Conservative opinions of the compromise deal struck late last night, which averted a shutdown of the federal government, are decidedly mixed. Andrew Stiles of National Review was triumphant, applauding "Boehner's robust leadership." And by avoiding the shutdown scenario -- which some Democrats clearly relished as an opportunity to excoriate Republicans as "extremists" -- Boehner's compromise deal "allows the Republicans to live again and fight another day," as our own Jim Antle observed in the wee hours.
Actually, we (collectively) feel fine. The reference is, of course, to the REM song: It's the end of the world as we know it, and I feel fine." Well, Hank Paulson, the nation's chief panic-monger, told us for two weeks that if we didn't bail out Wall Street, the world as we knew it (or at least the economic world as we knew it) would come to an end. Yeah, right. As I write, the Dow industrial average today is up 350 points. Paulson can take back what John Boehner called his "cr@p sandwich" and swallow hard.

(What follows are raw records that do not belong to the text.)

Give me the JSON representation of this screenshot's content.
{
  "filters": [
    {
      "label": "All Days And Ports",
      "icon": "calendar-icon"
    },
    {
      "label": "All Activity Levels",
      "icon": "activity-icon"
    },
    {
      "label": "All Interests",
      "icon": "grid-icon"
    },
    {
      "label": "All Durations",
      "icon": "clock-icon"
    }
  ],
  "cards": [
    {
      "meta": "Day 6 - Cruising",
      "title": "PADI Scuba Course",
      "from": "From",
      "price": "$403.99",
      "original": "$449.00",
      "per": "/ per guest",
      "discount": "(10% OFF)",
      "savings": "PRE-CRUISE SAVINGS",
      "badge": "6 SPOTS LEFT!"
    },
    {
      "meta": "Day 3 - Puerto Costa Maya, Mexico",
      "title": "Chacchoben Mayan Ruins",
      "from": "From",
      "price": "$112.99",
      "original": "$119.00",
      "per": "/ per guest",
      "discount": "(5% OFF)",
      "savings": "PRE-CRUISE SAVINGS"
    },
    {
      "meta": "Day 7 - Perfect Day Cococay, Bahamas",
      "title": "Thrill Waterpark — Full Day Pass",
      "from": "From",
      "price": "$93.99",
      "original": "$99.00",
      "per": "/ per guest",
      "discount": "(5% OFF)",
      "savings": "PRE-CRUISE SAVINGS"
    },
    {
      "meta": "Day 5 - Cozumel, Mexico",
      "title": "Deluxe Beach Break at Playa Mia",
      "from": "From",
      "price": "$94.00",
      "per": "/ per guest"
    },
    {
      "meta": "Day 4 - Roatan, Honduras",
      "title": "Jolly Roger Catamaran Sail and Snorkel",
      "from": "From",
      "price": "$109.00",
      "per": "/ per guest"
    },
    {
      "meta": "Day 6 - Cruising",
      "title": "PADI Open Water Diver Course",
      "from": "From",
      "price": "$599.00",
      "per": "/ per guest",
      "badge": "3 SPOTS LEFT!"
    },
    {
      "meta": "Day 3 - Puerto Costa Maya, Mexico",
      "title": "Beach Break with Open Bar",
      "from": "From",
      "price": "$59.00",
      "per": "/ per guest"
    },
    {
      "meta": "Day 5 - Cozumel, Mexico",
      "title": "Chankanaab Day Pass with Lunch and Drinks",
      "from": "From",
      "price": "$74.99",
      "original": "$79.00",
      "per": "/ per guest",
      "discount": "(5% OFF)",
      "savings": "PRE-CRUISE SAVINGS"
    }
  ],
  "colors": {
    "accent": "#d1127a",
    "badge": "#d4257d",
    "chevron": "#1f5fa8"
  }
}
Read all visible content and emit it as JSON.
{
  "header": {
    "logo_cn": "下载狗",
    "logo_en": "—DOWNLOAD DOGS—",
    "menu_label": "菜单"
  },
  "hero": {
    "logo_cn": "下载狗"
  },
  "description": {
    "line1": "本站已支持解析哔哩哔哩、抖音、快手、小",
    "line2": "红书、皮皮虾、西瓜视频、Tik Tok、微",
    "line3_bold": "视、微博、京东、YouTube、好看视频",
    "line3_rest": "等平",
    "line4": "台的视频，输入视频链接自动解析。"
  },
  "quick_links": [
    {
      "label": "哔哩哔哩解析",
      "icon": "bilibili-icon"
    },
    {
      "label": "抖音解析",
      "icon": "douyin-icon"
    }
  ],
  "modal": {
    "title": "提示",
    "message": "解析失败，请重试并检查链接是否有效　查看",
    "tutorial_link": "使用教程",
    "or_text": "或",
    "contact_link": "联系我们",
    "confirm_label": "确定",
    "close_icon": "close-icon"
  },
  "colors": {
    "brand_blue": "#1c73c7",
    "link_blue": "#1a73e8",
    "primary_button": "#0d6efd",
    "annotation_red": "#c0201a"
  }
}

I still say no, and that they're more likely to lose seats than make gains. But this new Gallup poll shows a post convention bounce for the GOP brand itself, with the double digit lead in the generic ballot enjoyed by Democrats all year narrowing to just three points. The poll, according to the release, "casts some doubt on the previously assumed inevitability of the Democrats' maintaining control of Congress." I'd like to see more polls reinforcing this, and look at more district-by-district polling, before I take it too seriously.
One other point is that a few months ago, we hosted a breakfast with House minority leader John Boehner and he argued that the GOP leadership wasn't going to try and nationalize elections, but rather instruct their candidates to do what they needed to within their own district. I wonder whether, given the improving fortunes of Republicans, they will change course and decide to run a national campaign.